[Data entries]
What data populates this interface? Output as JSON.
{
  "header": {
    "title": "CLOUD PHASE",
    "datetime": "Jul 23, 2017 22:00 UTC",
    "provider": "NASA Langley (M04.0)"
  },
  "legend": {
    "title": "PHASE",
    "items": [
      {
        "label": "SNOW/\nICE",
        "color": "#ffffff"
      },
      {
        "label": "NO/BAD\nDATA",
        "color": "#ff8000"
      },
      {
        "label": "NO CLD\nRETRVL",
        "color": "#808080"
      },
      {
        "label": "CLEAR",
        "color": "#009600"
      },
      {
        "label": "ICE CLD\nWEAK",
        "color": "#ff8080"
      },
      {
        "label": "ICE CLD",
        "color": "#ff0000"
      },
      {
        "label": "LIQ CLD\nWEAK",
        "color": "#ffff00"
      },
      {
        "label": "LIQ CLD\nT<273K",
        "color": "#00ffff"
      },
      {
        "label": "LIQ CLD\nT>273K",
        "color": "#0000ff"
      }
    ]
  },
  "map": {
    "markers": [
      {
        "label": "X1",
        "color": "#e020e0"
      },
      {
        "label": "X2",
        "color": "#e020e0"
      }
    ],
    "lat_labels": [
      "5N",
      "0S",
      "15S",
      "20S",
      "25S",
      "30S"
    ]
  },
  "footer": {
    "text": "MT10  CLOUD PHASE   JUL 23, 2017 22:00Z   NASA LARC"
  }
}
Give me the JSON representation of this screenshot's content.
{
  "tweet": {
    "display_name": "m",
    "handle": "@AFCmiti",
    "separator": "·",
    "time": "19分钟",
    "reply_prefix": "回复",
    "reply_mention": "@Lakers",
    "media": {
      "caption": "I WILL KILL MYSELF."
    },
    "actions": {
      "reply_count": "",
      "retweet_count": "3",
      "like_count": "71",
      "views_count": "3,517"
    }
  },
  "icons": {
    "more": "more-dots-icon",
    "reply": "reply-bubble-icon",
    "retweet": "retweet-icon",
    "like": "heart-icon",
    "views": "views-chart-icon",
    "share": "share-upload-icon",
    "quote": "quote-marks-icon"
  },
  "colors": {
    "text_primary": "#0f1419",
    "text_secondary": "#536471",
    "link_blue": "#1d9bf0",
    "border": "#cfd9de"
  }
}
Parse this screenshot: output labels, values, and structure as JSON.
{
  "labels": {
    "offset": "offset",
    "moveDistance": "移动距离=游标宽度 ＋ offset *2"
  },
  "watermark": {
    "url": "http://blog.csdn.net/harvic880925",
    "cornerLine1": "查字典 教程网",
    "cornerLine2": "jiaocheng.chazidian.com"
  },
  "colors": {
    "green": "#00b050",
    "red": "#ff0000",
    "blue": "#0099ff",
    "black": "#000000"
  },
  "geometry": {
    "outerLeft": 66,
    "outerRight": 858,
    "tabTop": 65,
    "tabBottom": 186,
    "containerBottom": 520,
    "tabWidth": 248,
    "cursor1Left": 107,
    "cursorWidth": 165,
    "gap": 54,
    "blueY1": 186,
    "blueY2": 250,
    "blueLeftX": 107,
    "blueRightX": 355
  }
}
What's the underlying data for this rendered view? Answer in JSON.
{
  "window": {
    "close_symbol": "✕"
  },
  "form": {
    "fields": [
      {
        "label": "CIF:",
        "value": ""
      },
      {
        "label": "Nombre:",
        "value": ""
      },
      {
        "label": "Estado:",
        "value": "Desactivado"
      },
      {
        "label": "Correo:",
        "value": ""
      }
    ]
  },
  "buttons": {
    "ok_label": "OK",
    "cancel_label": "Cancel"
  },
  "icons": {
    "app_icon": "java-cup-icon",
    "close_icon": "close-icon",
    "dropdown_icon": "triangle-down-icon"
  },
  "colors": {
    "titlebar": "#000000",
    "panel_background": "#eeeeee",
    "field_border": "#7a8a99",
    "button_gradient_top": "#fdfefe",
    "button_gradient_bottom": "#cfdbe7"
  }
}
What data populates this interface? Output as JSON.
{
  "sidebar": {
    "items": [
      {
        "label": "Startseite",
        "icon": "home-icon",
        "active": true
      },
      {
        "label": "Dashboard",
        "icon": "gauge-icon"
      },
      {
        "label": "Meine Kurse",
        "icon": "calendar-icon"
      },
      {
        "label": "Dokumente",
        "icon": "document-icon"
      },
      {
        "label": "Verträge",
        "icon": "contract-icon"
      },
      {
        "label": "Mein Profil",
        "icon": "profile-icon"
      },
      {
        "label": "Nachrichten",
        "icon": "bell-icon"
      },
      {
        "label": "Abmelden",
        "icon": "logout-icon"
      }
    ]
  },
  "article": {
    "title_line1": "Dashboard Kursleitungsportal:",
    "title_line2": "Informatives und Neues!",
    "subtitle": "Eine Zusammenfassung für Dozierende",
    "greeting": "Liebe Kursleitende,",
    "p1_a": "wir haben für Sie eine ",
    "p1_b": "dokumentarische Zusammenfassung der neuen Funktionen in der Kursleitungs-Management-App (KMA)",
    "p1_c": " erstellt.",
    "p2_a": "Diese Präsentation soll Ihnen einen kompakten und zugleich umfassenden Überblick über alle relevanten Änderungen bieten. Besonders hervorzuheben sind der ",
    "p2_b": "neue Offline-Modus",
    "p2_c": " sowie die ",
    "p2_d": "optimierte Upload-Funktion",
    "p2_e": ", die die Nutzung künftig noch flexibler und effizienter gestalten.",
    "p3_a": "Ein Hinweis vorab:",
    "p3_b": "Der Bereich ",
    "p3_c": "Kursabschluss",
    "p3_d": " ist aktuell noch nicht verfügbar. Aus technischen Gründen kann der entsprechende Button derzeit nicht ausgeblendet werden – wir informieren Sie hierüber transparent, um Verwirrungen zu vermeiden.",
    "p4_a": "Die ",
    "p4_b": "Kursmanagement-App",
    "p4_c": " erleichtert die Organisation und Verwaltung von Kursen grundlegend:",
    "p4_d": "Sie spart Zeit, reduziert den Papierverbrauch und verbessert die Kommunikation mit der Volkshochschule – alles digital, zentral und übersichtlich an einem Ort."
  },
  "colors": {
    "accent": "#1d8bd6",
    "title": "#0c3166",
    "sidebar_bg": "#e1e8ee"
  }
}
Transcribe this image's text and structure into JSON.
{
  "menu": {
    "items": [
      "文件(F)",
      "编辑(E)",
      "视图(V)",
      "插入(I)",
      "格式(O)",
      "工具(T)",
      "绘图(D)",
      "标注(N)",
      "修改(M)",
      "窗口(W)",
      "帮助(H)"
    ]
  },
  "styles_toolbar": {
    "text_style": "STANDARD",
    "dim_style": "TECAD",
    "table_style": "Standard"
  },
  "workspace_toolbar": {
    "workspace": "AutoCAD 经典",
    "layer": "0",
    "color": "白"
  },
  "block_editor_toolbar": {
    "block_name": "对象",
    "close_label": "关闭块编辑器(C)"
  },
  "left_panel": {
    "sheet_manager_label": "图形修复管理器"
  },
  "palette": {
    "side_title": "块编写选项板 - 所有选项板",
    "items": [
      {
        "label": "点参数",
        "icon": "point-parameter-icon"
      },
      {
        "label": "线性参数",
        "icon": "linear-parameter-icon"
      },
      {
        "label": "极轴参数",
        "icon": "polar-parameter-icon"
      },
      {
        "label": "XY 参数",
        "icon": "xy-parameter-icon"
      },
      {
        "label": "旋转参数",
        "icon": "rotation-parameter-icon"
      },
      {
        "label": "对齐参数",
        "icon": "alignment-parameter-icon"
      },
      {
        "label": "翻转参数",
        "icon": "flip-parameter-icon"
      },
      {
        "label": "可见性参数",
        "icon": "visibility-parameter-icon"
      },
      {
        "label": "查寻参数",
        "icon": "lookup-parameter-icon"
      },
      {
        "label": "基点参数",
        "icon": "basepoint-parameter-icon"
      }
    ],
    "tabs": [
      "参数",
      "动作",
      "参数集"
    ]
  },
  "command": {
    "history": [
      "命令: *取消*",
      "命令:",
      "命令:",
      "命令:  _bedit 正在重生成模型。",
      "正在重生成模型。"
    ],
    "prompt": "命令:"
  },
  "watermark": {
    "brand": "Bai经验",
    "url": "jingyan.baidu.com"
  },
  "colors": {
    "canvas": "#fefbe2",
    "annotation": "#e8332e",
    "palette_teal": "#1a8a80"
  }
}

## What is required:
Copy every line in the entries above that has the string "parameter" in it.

## Written solution:
        "icon": "point-parameter-icon"
        "icon": "linear-parameter-icon"
        "icon": "polar-parameter-icon"
        "icon": "xy-parameter-icon"
        "icon": "rotation-parameter-icon"
        "icon": "alignment-parameter-icon"
        "icon": "flip-parameter-icon"
        "icon": "visibility-parameter-icon"
        "icon": "lookup-parameter-icon"
        "icon": "basepoint-parameter-icon"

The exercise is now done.